Happy Valentine’s Day!
The picture shows an emblem from Devises et Emblemes Anciennes & Modernes (1699) - See more hearts on display in our special Valentine’s Day post "The Heart in Art".
Lady Clementina Hawarden
Clementina Maude, 5 Princes Gardens, ca.1863-64
Taken from the book, ‘Lady Hawarden : Studies from Life 1857-1864’, Virginia Dodier, V&A Publications, London, 1999.
You, he said, are a terribly real thing in a terribly false world, and that, I believe, is why you are in so much pain.
Autumn, Emilie.
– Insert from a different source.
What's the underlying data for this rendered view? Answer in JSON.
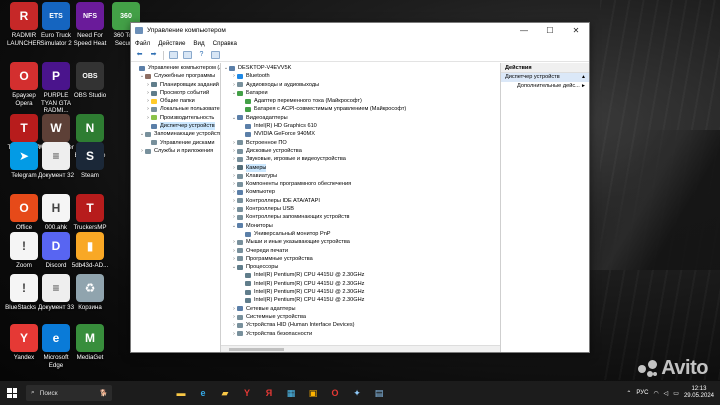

The Asylum for Wayward Victorian Girls.

(Source: wordsnquotes, via journalofanobody)


By Marcela Paniak

Image from an album of 27 Spiritualist photographs taken during seances at Dr. Thomas Glendenning Hamilton’s Psychic Room in Winnipeg, Canada, 1920-1922

Jason Eskenazi

via   Thanks for the link, Dejan!

from Fever 103° by Sylvia Plath
Unknown photographer 
Untitled (nude portrait of a woman, back view), ca. 1860s -1870s

Silvino Mendonça

"Horsemanning, or fake beheading, was a popular way to pose in a photograph in the 1920’s. Sometimes spelled horsemaning, the horsemanning photo fad derives its name from the Headless Horseman, a character from “The Legend of Sleepy Hollow.”


The Passage on Nevsky Avenue in Saint Petersburg, Russia, c.1900
It’s so much darker when a light goes out than it would have been if it had never shone.
John Steinbeck, The Winter of Our Discontent

(Source: 13neighbors, via journalofanobody)

Maciek Nabrdalik
A theatre room in an abandoned school in the city of Pripyat, from the photo essay, ‘Echoes Of Chernobyl’

Handstudy (1870s)
Photographer: Josef Löwy, Austria 
Via antique and photographic images 

Untitled - Eva Hesse,1966. Black ink wash and pencil, 11.25  x 9 in. (29.8 x 22.9 cm.)
From Eva Hesse: A Retrospective by Yale University Art Gallery, 1992.
(Scanned and submitted by jon-garcia)